States have trapped millions of Americans in crippling debt by taking away their driver’s licenses. Can the damage be undone?[…]“As the amount of uncollected court debt increases and more driver’s licenses are suspended, everybody loses. The state Legislature loses, the counties lose, employers lose, our clients lose the most,” Theresa Zhen, who works at the East Bay Community Law Center in Oakland, California, told me before the state’s bill passed.
The governor’s proposed budget states in part: “there does not appear to be a strong connection between suspending someone’s driver’s license and collecting their fine or penalty. Often, the primary consequence of a driver’s license suspension is the inability to legally drive to work or take one’s children to school. Therefore, the budget proposes to eliminate the statutory provisions related to suspending driver’s licenses for failure to pay fines and penalties.”
The Back on the Road coalition, made up of seven California organizations and supported by the ACLU, claims that an individual’s driver’s license can only be suspended legally if the person has “willfully” failed to appear or pay a fine.
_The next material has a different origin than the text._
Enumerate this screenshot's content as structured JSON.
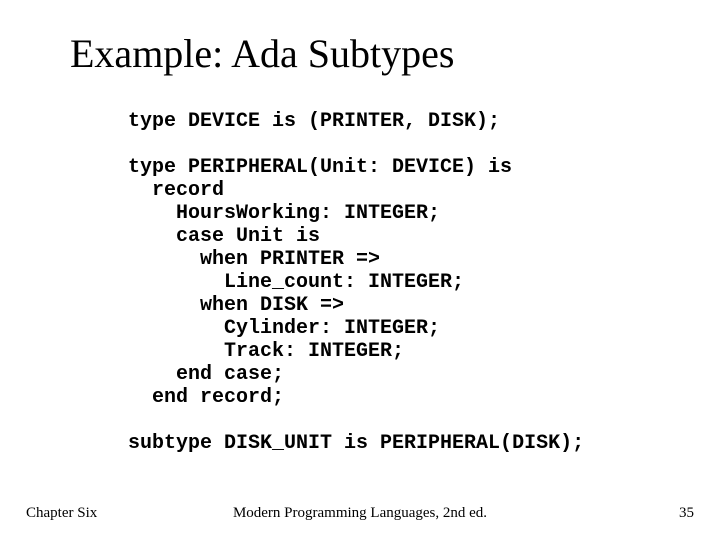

Simply being “too poor to pay the fine,” according to the coalition’s complaint, isn’t enough to establish intent as required by law.
A coalition of legal aid and civil rights organizations sued the Department of Motor Vehicles (DMV) this morning for illegally suspending the driver’s licenses of low-income Californians.
On October 25, 2016, advocates of the Back on the Road Coalition filed suit against the Department of Motor Vehicles to stop the unlawful practice of driver’s license suspensions for failure to pay a traffic fine.